Activity: What is needed is an exact repeat of the entries, with no pictures in it.

____________

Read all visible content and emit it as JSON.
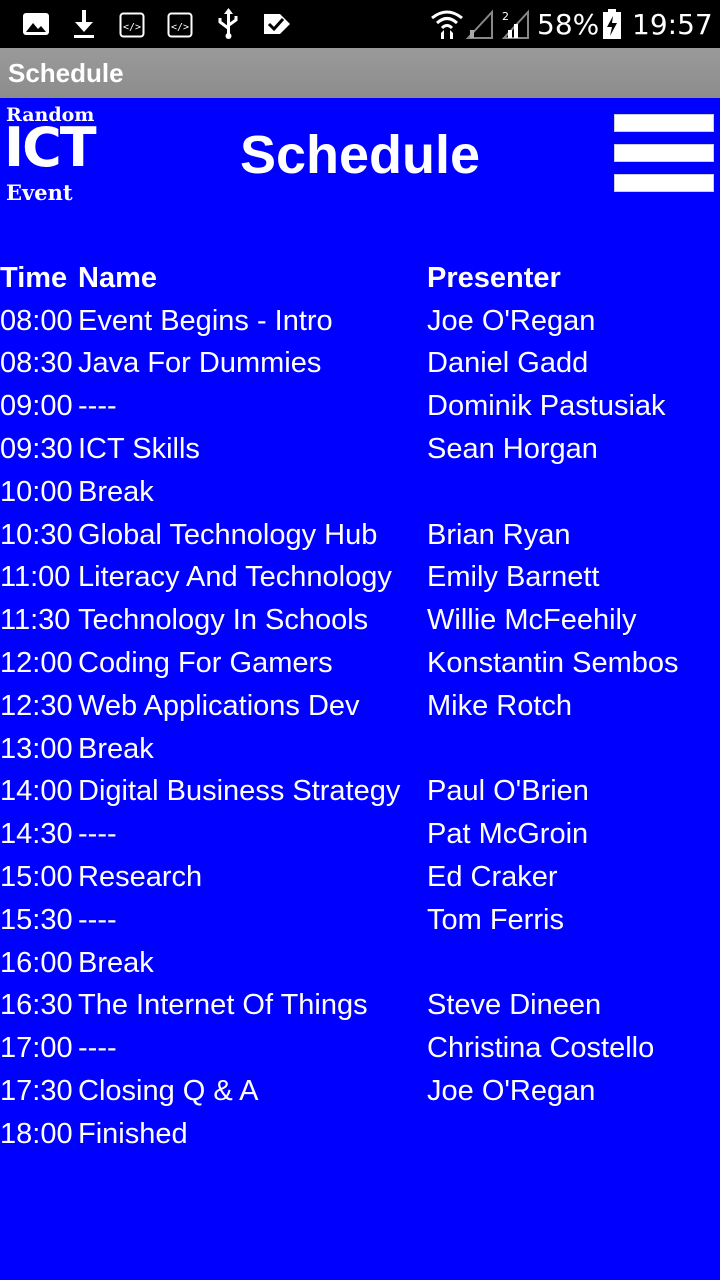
{
  "status_bar": {
    "battery": "58%",
    "time": "19:57",
    "icons": [
      "image-icon",
      "download-icon",
      "code-icon",
      "code-icon",
      "usb-icon",
      "task-icon",
      "wifi-icon",
      "signal-icon",
      "signal-2-icon",
      "battery-icon"
    ]
  },
  "app_bar": {
    "title": "Schedule"
  },
  "header": {
    "logo_top": "Random",
    "logo_mid": "ICT",
    "logo_bottom": "Event",
    "title": "Schedule",
    "menu_icon": "hamburger-menu-icon"
  },
  "schedule": {
    "columns": [
      "Time",
      "Name",
      "Presenter"
    ],
    "rows": [
      {
        "time": "08:00",
        "name": "Event Begins - Intro",
        "presenter": "Joe O'Regan"
      },
      {
        "time": "08:30",
        "name": "Java For Dummies",
        "presenter": "Daniel Gadd"
      },
      {
        "time": "09:00",
        "name": "----",
        "presenter": "Dominik Pastusiak"
      },
      {
        "time": "09:30",
        "name": "ICT Skills",
        "presenter": "Sean Horgan"
      },
      {
        "time": "10:00",
        "name": "Break",
        "presenter": ""
      },
      {
        "time": "10:30",
        "name": "Global Technology Hub",
        "presenter": "Brian Ryan"
      },
      {
        "time": "11:00",
        "name": "Literacy And Technology",
        "presenter": "Emily Barnett"
      },
      {
        "time": "11:30",
        "name": "Technology In Schools",
        "presenter": "Willie McFeehily"
      },
      {
        "time": "12:00",
        "name": "Coding For Gamers",
        "presenter": "Konstantin Sembos"
      },
      {
        "time": "12:30",
        "name": "Web Applications Dev",
        "presenter": "Mike Rotch"
      },
      {
        "time": "13:00",
        "name": "Break",
        "presenter": ""
      },
      {
        "time": "14:00",
        "name": "Digital Business Strategy",
        "presenter": "Paul O'Brien"
      },
      {
        "time": "14:30",
        "name": "----",
        "presenter": "Pat McGroin"
      },
      {
        "time": "15:00",
        "name": "Research",
        "presenter": "Ed Craker"
      },
      {
        "time": "15:30",
        "name": "----",
        "presenter": "Tom Ferris"
      },
      {
        "time": "16:00",
        "name": "Break",
        "presenter": ""
      },
      {
        "time": "16:30",
        "name": "The Internet Of Things",
        "presenter": "Steve Dineen"
      },
      {
        "time": "17:00",
        "name": "----",
        "presenter": "Christina Costello"
      },
      {
        "time": "17:30",
        "name": "Closing Q & A",
        "presenter": "Joe O'Regan"
      },
      {
        "time": "18:00",
        "name": "Finished",
        "presenter": ""
      }
    ]
  },
  "colors": {
    "background": "#0000FF",
    "app_bar": "#949494",
    "status_bar": "#000000",
    "text": "#FFFFFF"
  }
}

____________

Expected answer:
Read all visible content and emit it as JSON.
{
  "status_bar": {
    "battery": "58%",
    "time": "19:57",
    "icons": [
      "image-icon",
      "download-icon",
      "code-icon",
      "code-icon",
      "usb-icon",
      "task-icon",
      "wifi-icon",
      "signal-icon",
      "signal-2-icon",
      "battery-icon"
    ]
  },
  "app_bar": {
    "title": "Schedule"
  },
  "header": {
    "logo_top": "Random",
    "logo_mid": "ICT",
    "logo_bottom": "Event",
    "title": "Schedule",
    "menu_icon": "hamburger-menu-icon"
  },
  "schedule": {
    "columns": [
      "Time",
      "Name",
      "Presenter"
    ],
    "rows": [
      {
        "time": "08:00",
        "name": "Event Begins - Intro",
        "presenter": "Joe O'Regan"
      },
      {
        "time": "08:30",
        "name": "Java For Dummies",
        "presenter": "Daniel Gadd"
      },
      {
        "time": "09:00",
        "name": "----",
        "presenter": "Dominik Pastusiak"
      },
      {
        "time": "09:30",
        "name": "ICT Skills",
        "presenter": "Sean Horgan"
      },
      {
        "time": "10:00",
        "name": "Break",
        "presenter": ""
      },
      {
        "time": "10:30",
        "name": "Global Technology Hub",
        "presenter": "Brian Ryan"
      },
      {
        "time": "11:00",
        "name": "Literacy And Technology",
        "presenter": "Emily Barnett"
      },
      {
        "time": "11:30",
        "name": "Technology In Schools",
        "presenter": "Willie McFeehily"
      },
      {
        "time": "12:00",
        "name": "Coding For Gamers",
        "presenter": "Konstantin Sembos"
      },
      {
        "time": "12:30",
        "name": "Web Applications Dev",
        "presenter": "Mike Rotch"
      },
      {
        "time": "13:00",
        "name": "Break",
        "presenter": ""
      },
      {
        "time": "14:00",
        "name": "Digital Business Strategy",
        "presenter": "Paul O'Brien"
      },
      {
        "time": "14:30",
        "name": "----",
        "presenter": "Pat McGroin"
      },
      {
        "time": "15:00",
        "name": "Research",
        "presenter": "Ed Craker"
      },
      {
        "time": "15:30",
        "name": "----",
        "presenter": "Tom Ferris"
      },
      {
        "time": "16:00",
        "name": "Break",
        "presenter": ""
      },
      {
        "time": "16:30",
        "name": "The Internet Of Things",
        "presenter": "Steve Dineen"
      },
      {
        "time": "17:00",
        "name": "----",
        "presenter": "Christina Costello"
      },
      {
        "time": "17:30",
        "name": "Closing Q & A",
        "presenter": "Joe O'Regan"
      },
      {
        "time": "18:00",
        "name": "Finished",
        "presenter": ""
      }
    ]
  },
  "colors": {
    "background": "#0000FF",
    "app_bar": "#949494",
    "status_bar": "#000000",
    "text": "#FFFFFF"
  }
}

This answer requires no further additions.